== EXCERPTED RECORDS
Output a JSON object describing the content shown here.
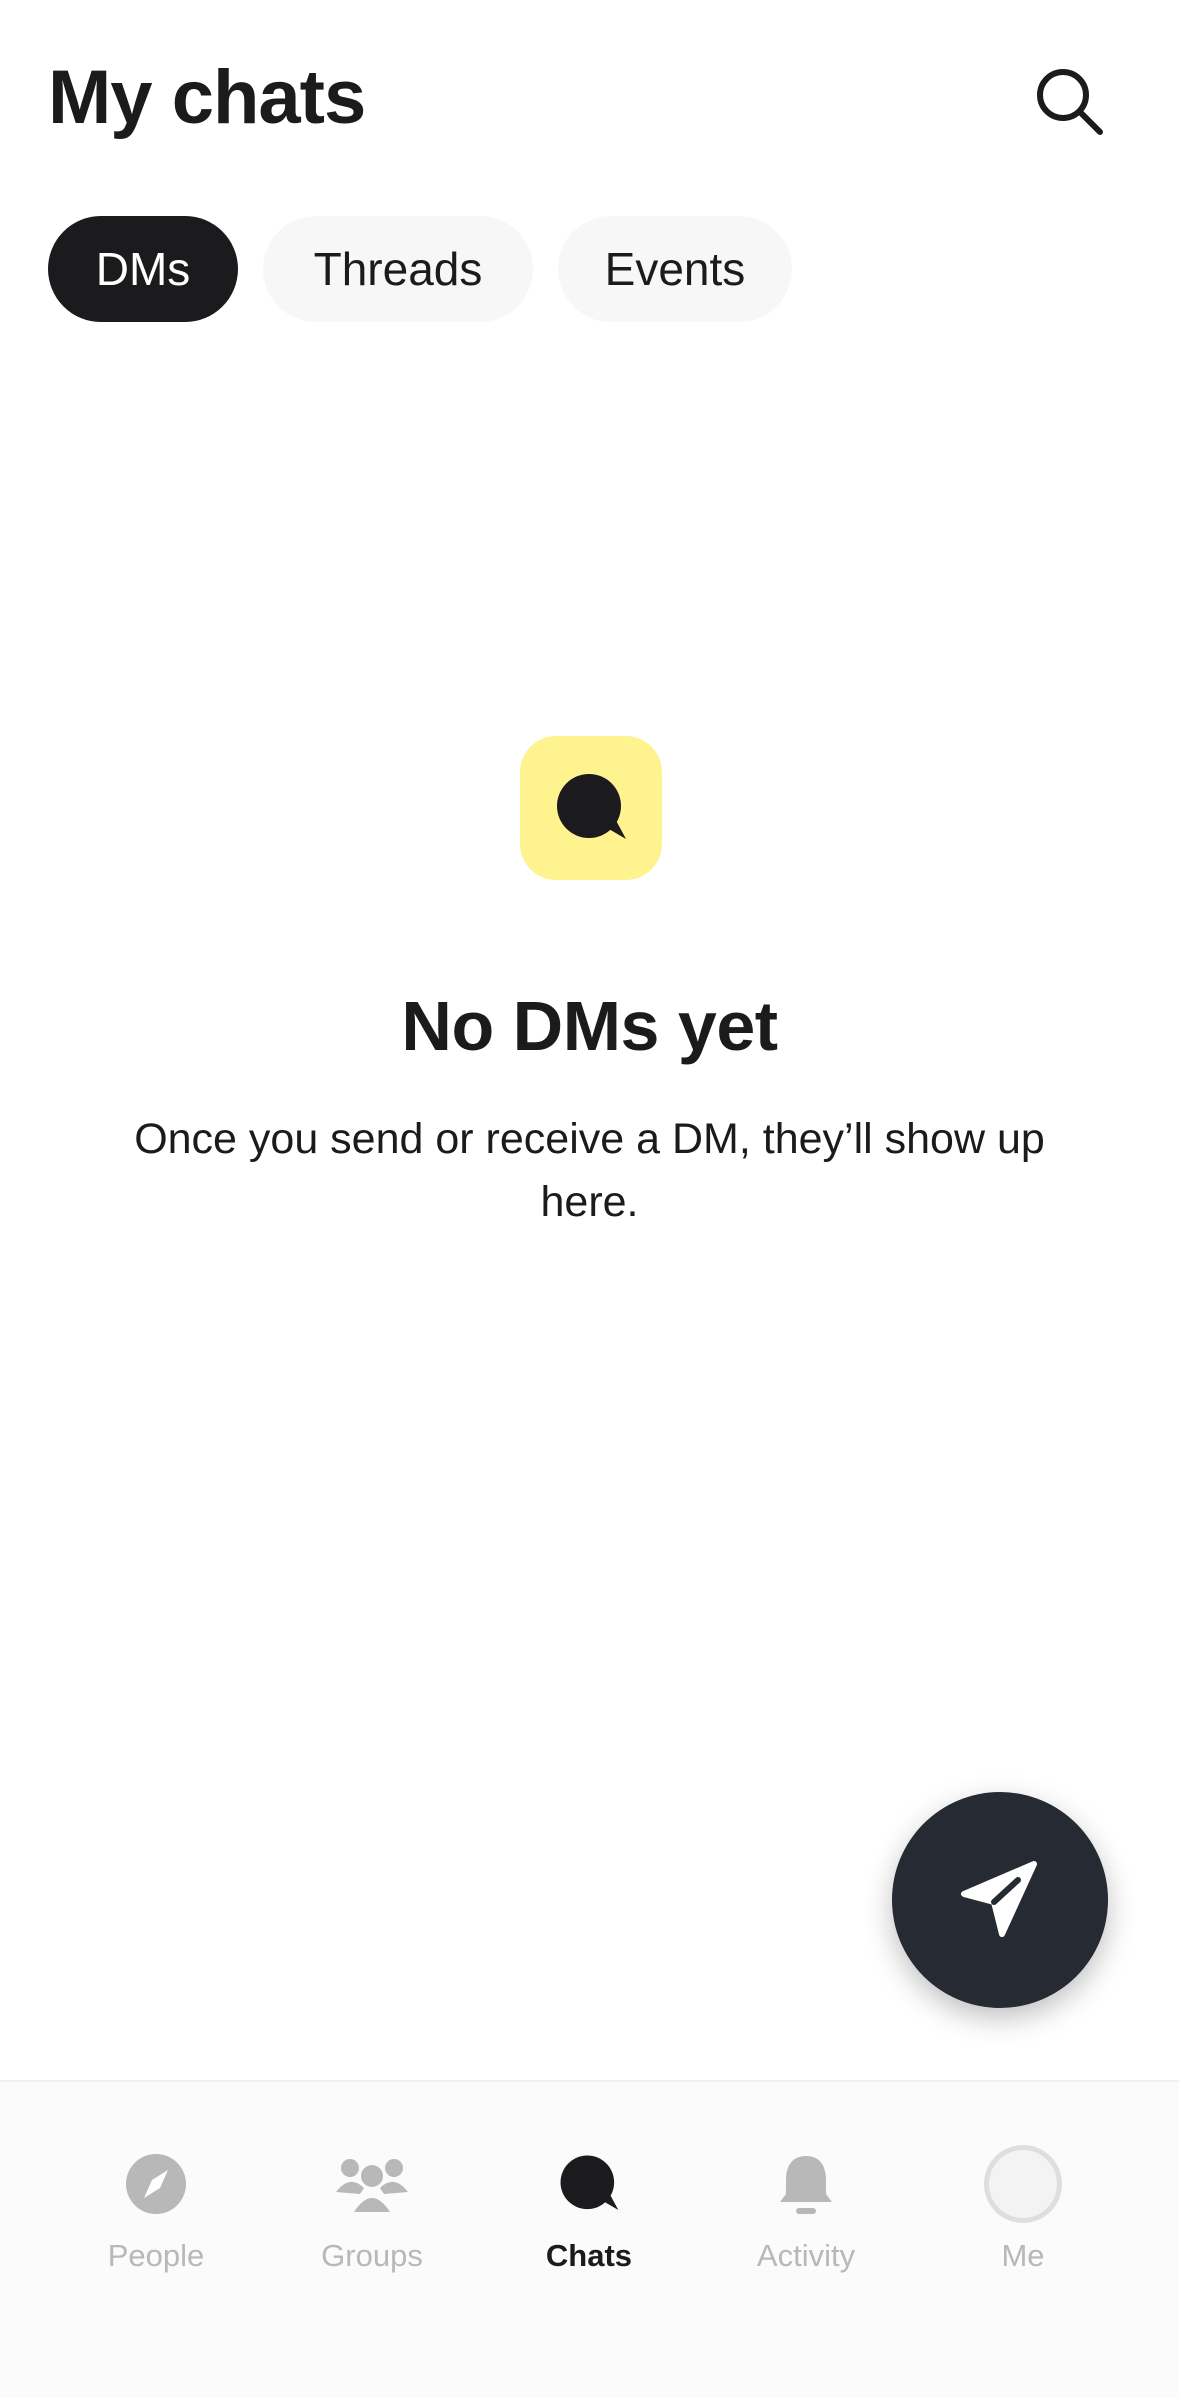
{
  "header": {
    "title": "My chats"
  },
  "tabs": [
    {
      "label": "DMs"
    },
    {
      "label": "Threads"
    },
    {
      "label": "Events"
    }
  ],
  "empty_state": {
    "title": "No DMs yet",
    "subtitle": "Once you send or receive a DM, they’ll show up here."
  },
  "bottom_nav": [
    {
      "label": "People",
      "icon": "compass-icon"
    },
    {
      "label": "Groups",
      "icon": "group-icon"
    },
    {
      "label": "Chats",
      "icon": "chat-bubble-icon"
    },
    {
      "label": "Activity",
      "icon": "bell-icon"
    },
    {
      "label": "Me",
      "icon": "avatar"
    }
  ],
  "colors": {
    "accent_yellow": "#fff38f",
    "dark": "#1b1b1d",
    "fab": "#262a33",
    "inactive": "#b8b8b8"
  }
}
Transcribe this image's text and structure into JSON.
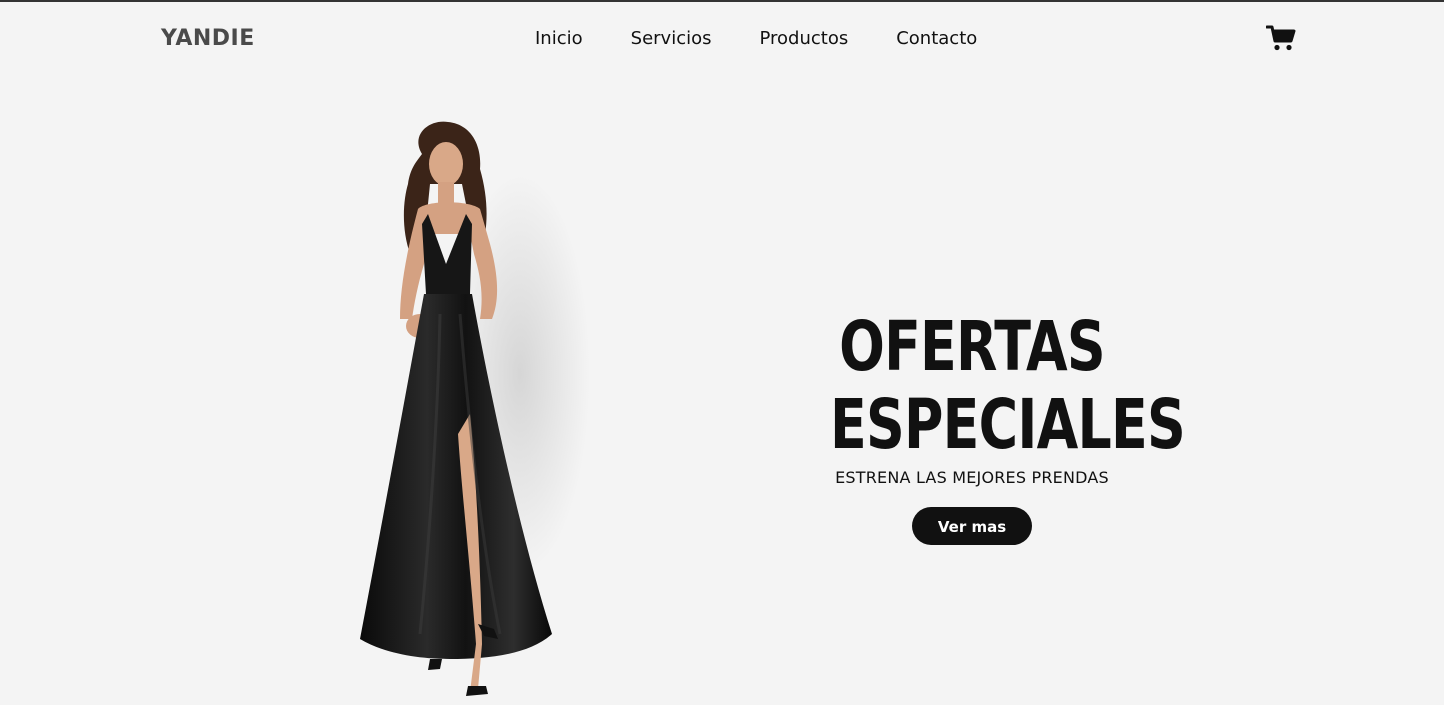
{
  "header": {
    "logo": "YANDIE",
    "nav": [
      {
        "label": "Inicio"
      },
      {
        "label": "Servicios"
      },
      {
        "label": "Productos"
      },
      {
        "label": "Contacto"
      }
    ],
    "cart_icon": "shopping-cart-icon"
  },
  "hero": {
    "title_line1": "OFERTAS",
    "title_line2": "ESPECIALES",
    "subtitle": "ESTRENA LAS MEJORES PRENDAS",
    "button_label": "Ver mas",
    "image": "model-black-dress-image"
  },
  "colors": {
    "background": "#f4f4f4",
    "text": "#111111",
    "logo": "#4a4a4a",
    "button_bg": "#111111",
    "button_text": "#ffffff"
  }
}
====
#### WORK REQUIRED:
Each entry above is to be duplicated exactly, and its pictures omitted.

#### EXERCISE RESULT:
Output a JSON object describing the content shown here.
{
  "header": {
    "title": "My chats"
  },
  "tabs": [
    {
      "label": "DMs"
    },
    {
      "label": "Threads"
    },
    {
      "label": "Events"
    }
  ],
  "empty_state": {
    "title": "No DMs yet",
    "subtitle": "Once you send or receive a DM, they’ll show up here."
  },
  "bottom_nav": [
    {
      "label": "People",
      "icon": "compass-icon"
    },
    {
      "label": "Groups",
      "icon": "group-icon"
    },
    {
      "label": "Chats",
      "icon": "chat-bubble-icon"
    },
    {
      "label": "Activity",
      "icon": "bell-icon"
    },
    {
      "label": "Me",
      "icon": "avatar"
    }
  ],
  "colors": {
    "accent_yellow": "#fff38f",
    "dark": "#1b1b1d",
    "fab": "#262a33",
    "inactive": "#b8b8b8"
  }
}
Transcribe this image's text and structure into JSON.
{
  "header": {
    "logo": "YANDIE",
    "nav": [
      {
        "label": "Inicio"
      },
      {
        "label": "Servicios"
      },
      {
        "label": "Productos"
      },
      {
        "label": "Contacto"
      }
    ],
    "cart_icon": "shopping-cart-icon"
  },
  "hero": {
    "title_line1": "OFERTAS",
    "title_line2": "ESPECIALES",
    "subtitle": "ESTRENA LAS MEJORES PRENDAS",
    "button_label": "Ver mas",
    "image": "model-black-dress-image"
  },
  "colors": {
    "background": "#f4f4f4",
    "text": "#111111",
    "logo": "#4a4a4a",
    "button_bg": "#111111",
    "button_text": "#ffffff"
  }
}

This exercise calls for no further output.